However, in the case that you are unable to obtain enough money due to extenuating circumstances, can provide a proof of income, and are still willing to take your pet to the veterinarian, explain your financial situation to the vets that you contact and see if you can mutually work something out. Otherwise, contact local shelters and rescues to see if they can help subsidize your bill or direct you to a fund that will. See more resources in the Financial Assistance section of our vet article.
If you live in certain areas like Australia and the UK, you will need to get your rabbit vaccinated against certain fatal diseases common in the area. In Australia, your pet rabbit should be vaccinated for VHD at 10-12 weeks of age. This vaccination will need to be renewed every year. In the UK, your rabbit will need vaccinations for both VHD and Myxomatosis.
We also have a First Aid Kit for Rabbits article that lists some common medical items that every bunny owner should try to have.
Traveling with my pet?
Traveling with a rabbit can be tricky. Rabbits are easily stressed, and traveling with one can take more planning than traveling with a cat or dog. For most trips to a veterinarian, you will only need to transport your rabbit in a carrier. For longer road trips, it is advisable to also pack enough food and water for the duration of the trip, a cage or other enclosure, and a litter box and accessories. Additionally, you should also pack some first aid for GI treatment in case your rabbit becomes unexpectedly ill.
Why does my bun ____?
Bunnies can be peculiar pets and are full of little quirks. Answers to many common behavioral questions can be found in the Behavior FAQ. See Understanding Your Rabbit for common rabbit language and behavior problems that may arise. See Personalities for common rabbit personalities.
Any other concerns?
Remember to keep up with grooming your rabbit regularly to brush his fur and trim his nails.

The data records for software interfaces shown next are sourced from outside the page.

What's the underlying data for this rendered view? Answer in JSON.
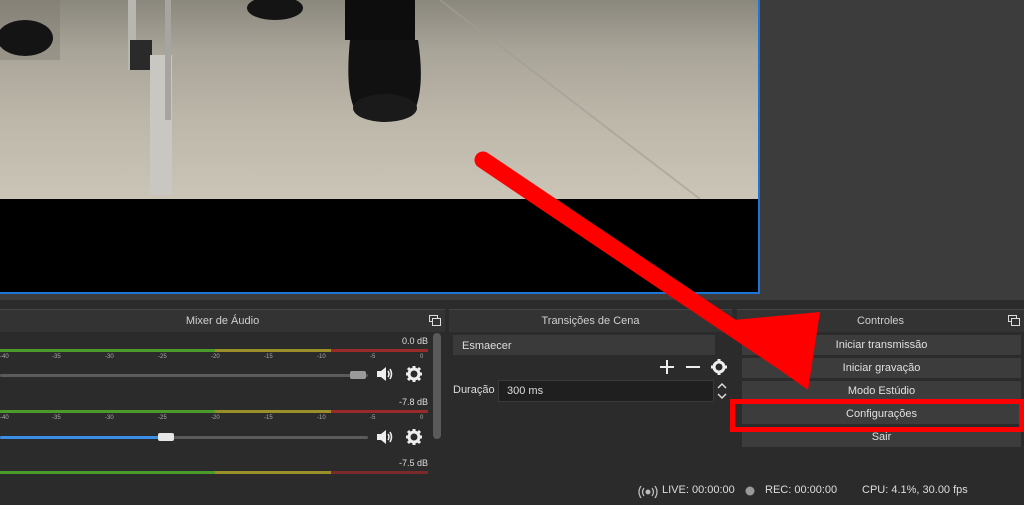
{
  "mixer": {
    "title": "Mixer de Áudio",
    "tick_labels": [
      "-40",
      "-35",
      "-30",
      "-25",
      "-20",
      "-15",
      "-10",
      "-5",
      "0"
    ],
    "channels": [
      {
        "db": "0.0 dB",
        "volume": 1.0,
        "muted": true
      },
      {
        "db": "-7.8 dB",
        "volume": 0.45,
        "muted": false
      },
      {
        "db": "-7.5 dB"
      }
    ]
  },
  "transitions": {
    "title": "Transições de Cena",
    "selected": "Esmaecer",
    "duration_label": "Duração",
    "duration_value": "300 ms"
  },
  "controls": {
    "title": "Controles",
    "start_stream": "Iniciar transmissão",
    "start_record": "Iniciar gravação",
    "studio_mode": "Modo Estúdio",
    "settings": "Configurações",
    "exit": "Sair"
  },
  "status": {
    "live": "LIVE: 00:00:00",
    "rec": "REC: 00:00:00",
    "cpu": "CPU: 4.1%, 30.00 fps"
  },
  "colors": {
    "annotation_arrow": "#ff0000",
    "preview_border": "#1e74d6",
    "volume_fill": "#3a8ee6"
  }
}
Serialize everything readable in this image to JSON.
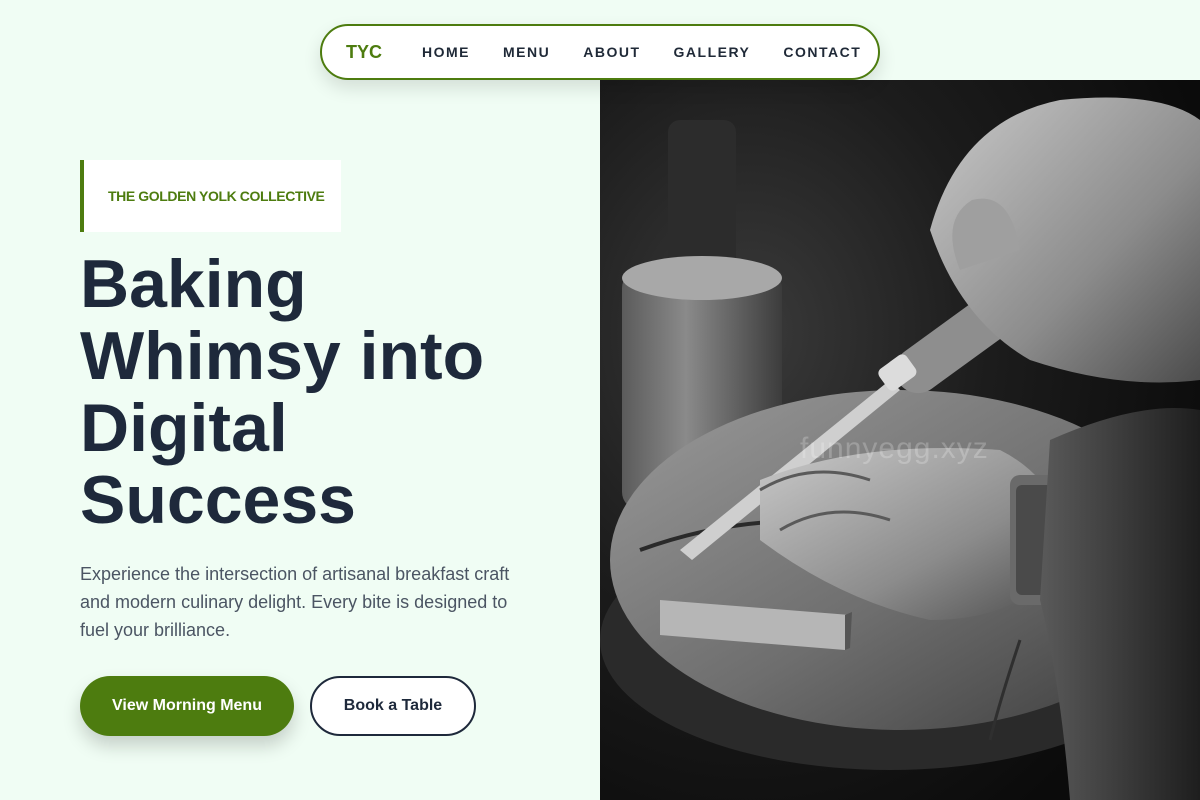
{
  "nav": {
    "brand": "TYC",
    "links": [
      "HOME",
      "MENU",
      "ABOUT",
      "GALLERY",
      "CONTACT"
    ]
  },
  "hero": {
    "eyebrow": "THE GOLDEN YOLK COLLECTIVE",
    "headline": "Baking Whimsy into Digital Success",
    "description": "Experience the intersection of artisanal breakfast craft and modern culinary delight. Every bite is designed to fuel your brilliance.",
    "primary_cta": "View Morning Menu",
    "secondary_cta": "Book a Table",
    "image_watermark": "funnyegg.xyz"
  },
  "colors": {
    "background": "#f0fdf4",
    "accent": "#4d7c0f",
    "heading": "#1e293b"
  }
}
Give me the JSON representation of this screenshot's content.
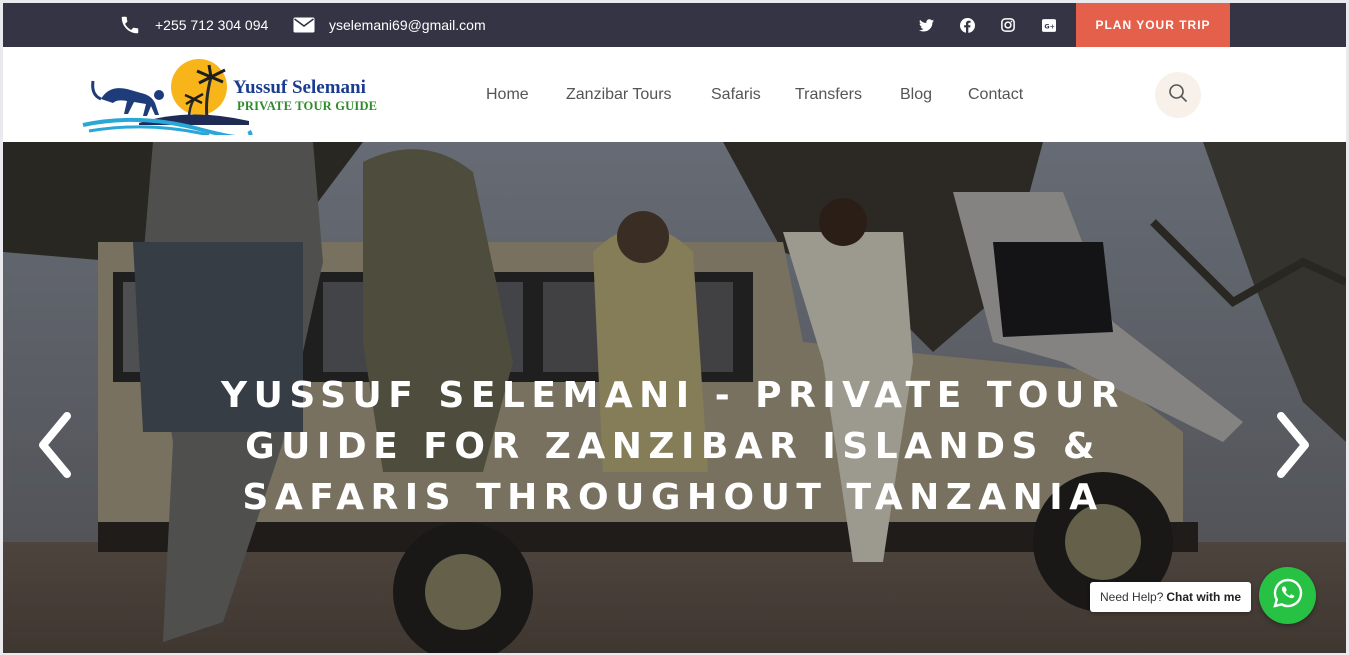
{
  "topbar": {
    "phone": "+255 712 304 094",
    "email": "yselemani69@gmail.com",
    "social_icons": [
      "twitter-icon",
      "facebook-icon",
      "instagram-icon",
      "google-plus-icon"
    ],
    "cta_label": "PLAN YOUR TRIP",
    "cta_color": "#e4604b",
    "background": "#353445"
  },
  "header": {
    "logo": {
      "title": "Yussuf Selemani",
      "subtitle": "PRIVATE TOUR GUIDE"
    },
    "nav": [
      "Home",
      "Zanzibar Tours",
      "Safaris",
      "Transfers",
      "Blog",
      "Contact"
    ],
    "search_icon": "search-icon"
  },
  "hero": {
    "title": "YUSSUF SELEMANI - PRIVATE TOUR GUIDE FOR ZANZIBAR ISLANDS & SAFARIS THROUGHOUT TANZANIA",
    "prev_icon": "chevron-left-icon",
    "next_icon": "chevron-right-icon"
  },
  "chat": {
    "prefix": "Need Help?",
    "action": "Chat with me",
    "icon": "whatsapp-icon",
    "color": "#27c144"
  }
}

Spay and neuter your rabbit when he is old enough! It is especially important if you have obtained two or more unfixed rabbits. Keep your rabbits separate until they are fixed because rabbits can be easily mis-sexed by an inexperienced handler. Females can get pregnant as young as 2.5 months, and males become sexually mature as young as 3.5 months. You may easily obtain an out-of-control rabbit population on your hands. Sexual maturity may also bring on territorial and aggressive tendencies, and any bonds between young rabbits may break as their scents change from hormones. Please do not breed your rabbits with the already multitudes of abandoned shelter rabbits.

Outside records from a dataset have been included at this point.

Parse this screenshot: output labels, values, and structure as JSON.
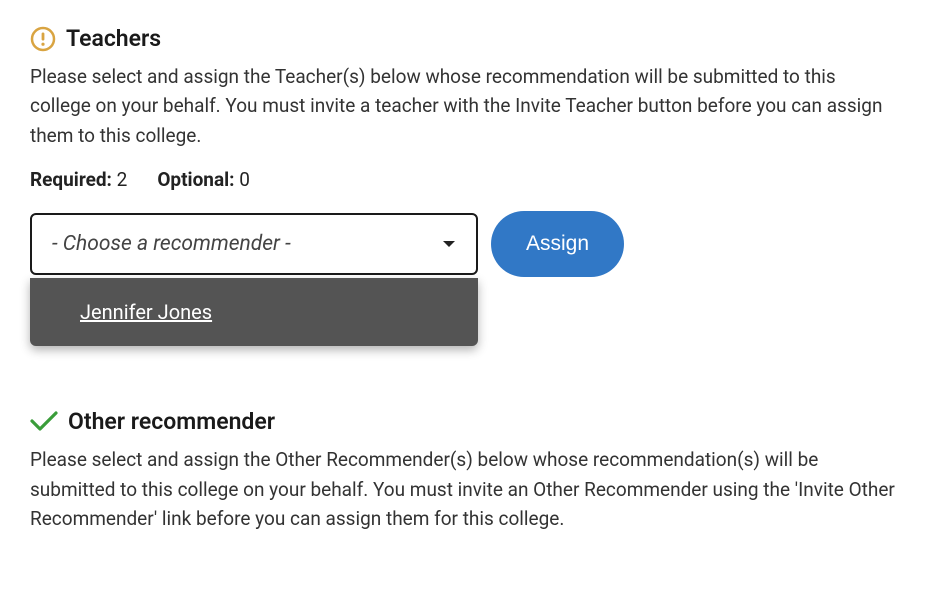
{
  "teachers": {
    "title": "Teachers",
    "description": "Please select and assign the Teacher(s) below whose recommendation will be submitted to this college on your behalf. You must invite a teacher with the Invite Teacher button before you can assign them to this college.",
    "required_label": "Required:",
    "required_value": "2",
    "optional_label": "Optional:",
    "optional_value": "0",
    "dropdown_placeholder": "- Choose a recommender -",
    "dropdown_options": [
      "Jennifer Jones"
    ],
    "assign_label": "Assign"
  },
  "other": {
    "title": "Other recommender",
    "description": "Please select and assign the Other Recommender(s) below whose recommendation(s) will be submitted to this college on your behalf. You must invite an Other Recommender using the 'Invite Other Recommender' link before you can assign them for this college."
  }
}
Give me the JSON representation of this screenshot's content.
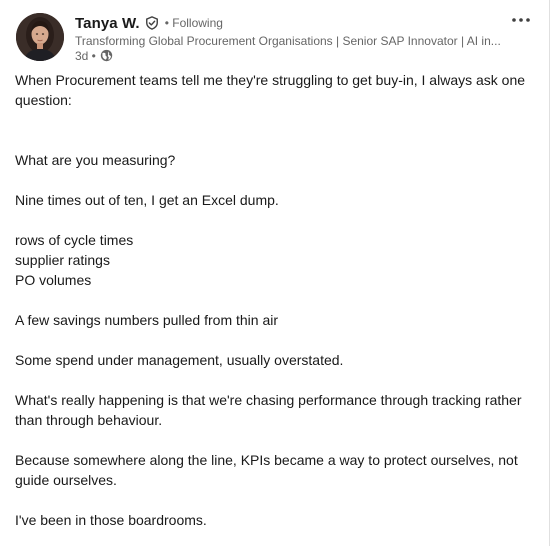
{
  "post": {
    "author": {
      "name": "Tanya W.",
      "follow_status": "• Following",
      "headline": "Transforming Global Procurement Organisations | Senior SAP Innovator | AI in...",
      "time": "3d •",
      "verified_icon": "verified-shield-icon",
      "visibility_icon": "globe-icon"
    },
    "more_icon": "ellipsis-icon",
    "lines": [
      "When Procurement teams tell me they're struggling to get buy-in, I always ask one",
      "question:",
      "",
      "",
      "What are you measuring?",
      "",
      "Nine times out of ten, I get an Excel dump.",
      "",
      "rows of cycle times",
      "supplier ratings",
      "PO volumes",
      "",
      " A few savings numbers pulled from thin air",
      "",
      " Some spend under management, usually overstated.",
      "",
      "What's really happening is that we're chasing performance through tracking rather",
      "than through behaviour.",
      "",
      "Because somewhere along the line, KPIs became a way to protect ourselves, not",
      "guide ourselves.",
      "",
      "I've been in those boardrooms."
    ]
  }
}
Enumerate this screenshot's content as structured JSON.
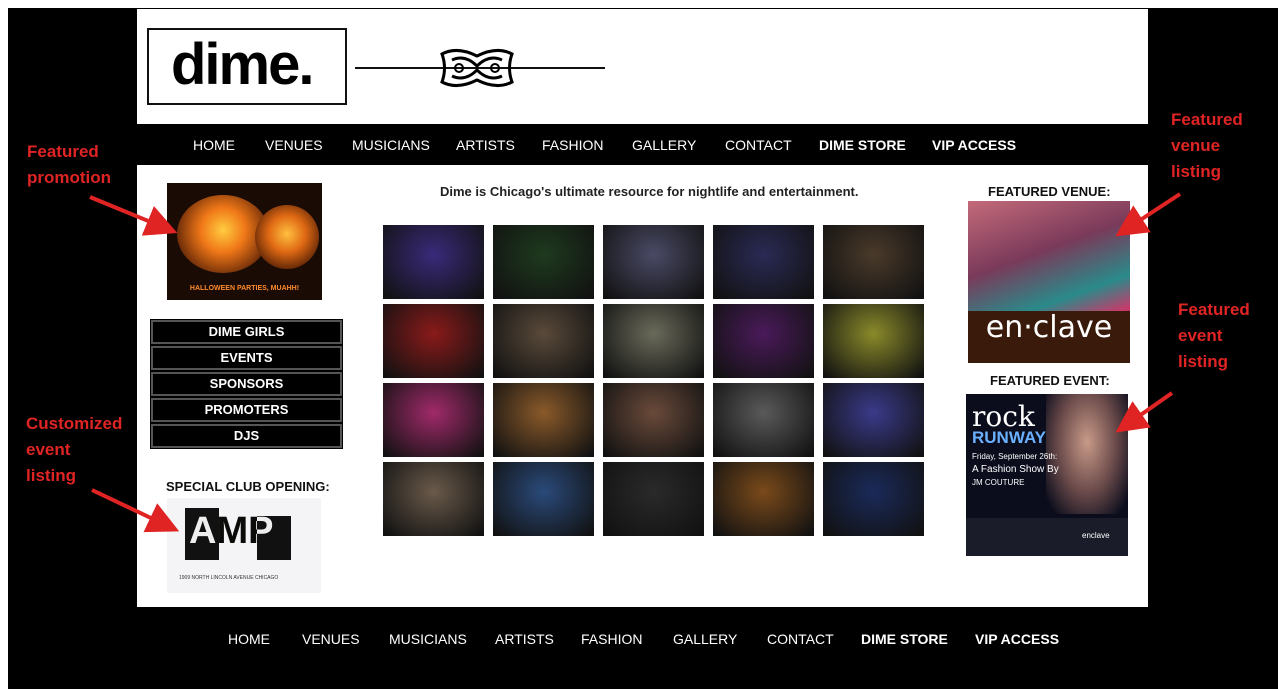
{
  "logo": {
    "text": "dime."
  },
  "nav": [
    {
      "label": "HOME",
      "bold": false
    },
    {
      "label": "VENUES",
      "bold": false
    },
    {
      "label": "MUSICIANS",
      "bold": false
    },
    {
      "label": "ARTISTS",
      "bold": false
    },
    {
      "label": "FASHION",
      "bold": false
    },
    {
      "label": "GALLERY",
      "bold": false
    },
    {
      "label": "CONTACT",
      "bold": false
    },
    {
      "label": "DIME STORE",
      "bold": true
    },
    {
      "label": "VIP ACCESS",
      "bold": true
    }
  ],
  "promo": {
    "caption": "HALLOWEEN PARTIES, MUAHH!"
  },
  "menu": [
    "DIME GIRLS",
    "EVENTS",
    "SPONSORS",
    "PROMOTERS",
    "DJS"
  ],
  "special": {
    "title": "SPECIAL CLUB OPENING:",
    "logo": "AMP",
    "address": "1909 NORTH LINCOLN AVENUE CHICAGO"
  },
  "tagline": "Dime is Chicago's ultimate resource for nightlife and entertainment.",
  "gallery_colors": [
    [
      "#3a2a7a",
      "#1e3a1e",
      "#4a4a66",
      "#2a2a55",
      "#4a3a2a"
    ],
    [
      "#8a1a1a",
      "#5a4a3a",
      "#6a6a5a",
      "#4a1a5a",
      "#8a8a2a"
    ],
    [
      "#a02a6a",
      "#8a5a2a",
      "#6a4a3a",
      "#5a5a5a",
      "#3a3a8a"
    ],
    [
      "#6a5a4a",
      "#2a4a7a",
      "#2a2a2a",
      "#7a4a1a",
      "#1a2a5a"
    ]
  ],
  "featured_venue": {
    "title": "FEATURED VENUE:",
    "name": "en·clave"
  },
  "featured_event": {
    "title": "FEATURED EVENT:",
    "line1": "rock",
    "line2": "RUNWAY",
    "line3": "Friday, September 26th:",
    "line4": "A Fashion Show By",
    "line5": "JM COUTURE",
    "footer": "enclave"
  },
  "annotations": {
    "featured_promotion": [
      "Featured",
      "promotion"
    ],
    "customized_event": [
      "Customized",
      "event",
      "listing"
    ],
    "featured_venue": [
      "Featured",
      "venue",
      "listing"
    ],
    "featured_event": [
      "Featured",
      "event",
      "listing"
    ]
  },
  "colors": {
    "annotation_red": "#e02424",
    "frame": "#000000"
  }
}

If you only obtained one bunny, when he has been fixed, you may want to consider bonding him with another rabbit if you feel like you do not spend enough time to play with him. Rabbits are social animals and can be much happier when they have a friend.
Take a read through Veterinary Emergencies to understand when a rabbit's abnormal behavior is a serious cause for concern, and the rabbit should be taken to a vet as soon as possible. Also, check out Wellness Check to learn what sort of regular diagnoses you should learn to do to your rabbit.

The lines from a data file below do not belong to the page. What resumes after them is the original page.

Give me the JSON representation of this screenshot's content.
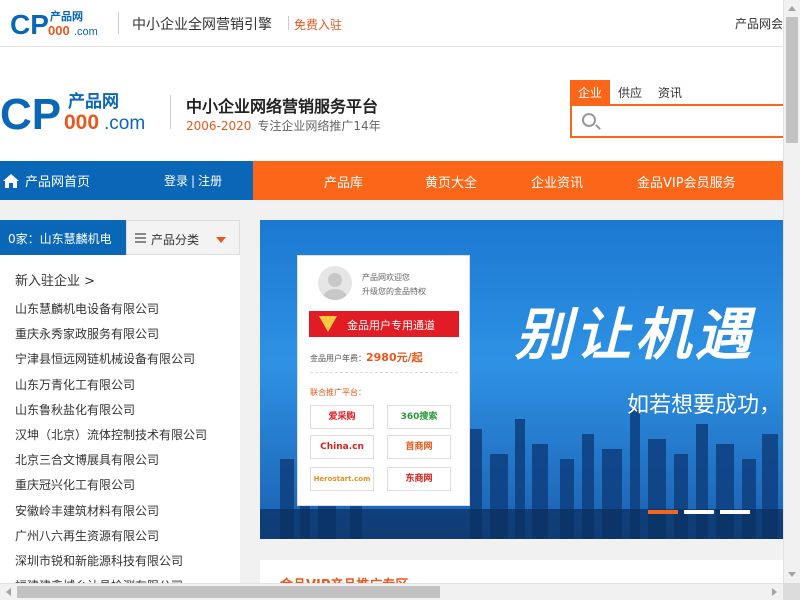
{
  "topbar": {
    "logo_cp": "CP",
    "logo_cn": "产品网",
    "logo_num": "000",
    "logo_com": ".com",
    "slogan": "中小企业全网营销引擎",
    "free_join": "免费入驻",
    "right_link": "产品网会"
  },
  "header": {
    "logo_cp": "CP",
    "logo_cn": "产品网",
    "logo_num": "000",
    "logo_com": ".com",
    "title": "中小企业网络营销服务平台",
    "years": "2006-2020",
    "subtitle": "专注企业网络推广14年"
  },
  "search": {
    "tabs": [
      "企业",
      "供应",
      "资讯"
    ],
    "active_tab": 0,
    "placeholder": ""
  },
  "nav": {
    "home": "产品网首页",
    "login": "登录",
    "divider": "|",
    "register": "注册",
    "items": [
      "产品库",
      "黄页大全",
      "企业资讯",
      "金品VIP会员服务"
    ]
  },
  "sidebar": {
    "ticker": "0家：山东慧麟机电",
    "category": "产品分类",
    "new_title": "新入驻企业 >",
    "companies": [
      "山东慧麟机电设备有限公司",
      "重庆永秀家政服务有限公司",
      "宁津县恒远网链机械设备有限公司",
      "山东万青化工有限公司",
      "山东鲁秋盐化有限公司",
      "汉坤（北京）流体控制技术有限公司",
      "北京三合文博展具有限公司",
      "重庆冠兴化工有限公司",
      "安徽岭丰建筑材料有限公司",
      "广州八六再生资源有限公司",
      "深圳市锐和新能源科技有限公司",
      "福建建鑫城乡认具检测有限公司"
    ]
  },
  "banner": {
    "headline": "别让机遇",
    "subline": "如若想要成功，",
    "card": {
      "welcome": "产品网欢迎您",
      "upgrade": "升级您的金品特权",
      "gold_button": "金品用户专用通道",
      "fee_label": "金品用户年费：",
      "fee_value": "2980元/起",
      "union_label": "联合推广平台：",
      "partners": [
        "爱采购",
        "360搜索",
        "China.cn",
        "首商网",
        "Herostart.com",
        "东商网"
      ]
    }
  },
  "below": {
    "title": "金品VIP产品推广专区"
  },
  "colors": {
    "orange": "#fc6618",
    "blue": "#0a67b7",
    "red": "#e21c24"
  }
}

Healthy rabbits should never need to be bathed in water. If your rabbit gets dirty, first use dry bath methods before resorting to using water to clean.
- Rabbit Welfare Association & Fund, Bunny M.O.T, How to Keep Your Rabbit Running Smoothly
- Rabbit Welfare Association & Fund, Hey! Look at Me, I'm a Houserabbit!
- Mary E. Cotter, 10 Point Primer for New Bunny Parents
- House Rabbit Society, 9 Common Rabbit Myths
- Bunny Buddies, Rabbit Care Guide
- House Rabbit Network, Matthew, Things I wish I’d Known When I Got My First Rabbit
- Kathy Smith, Preparing for Your New Family Member
- Wisconsin House Rabbit Society, WHRS Rabbit Care Guidelines
- RabbitMatch.org, Rabbit Care
- Burgess Excel, Guide to Rabbits
- Freshfields Animal Rescue, Rabbit - Facts & Care Sheet
- RSPCA, Rabbits: Good practice for housing and care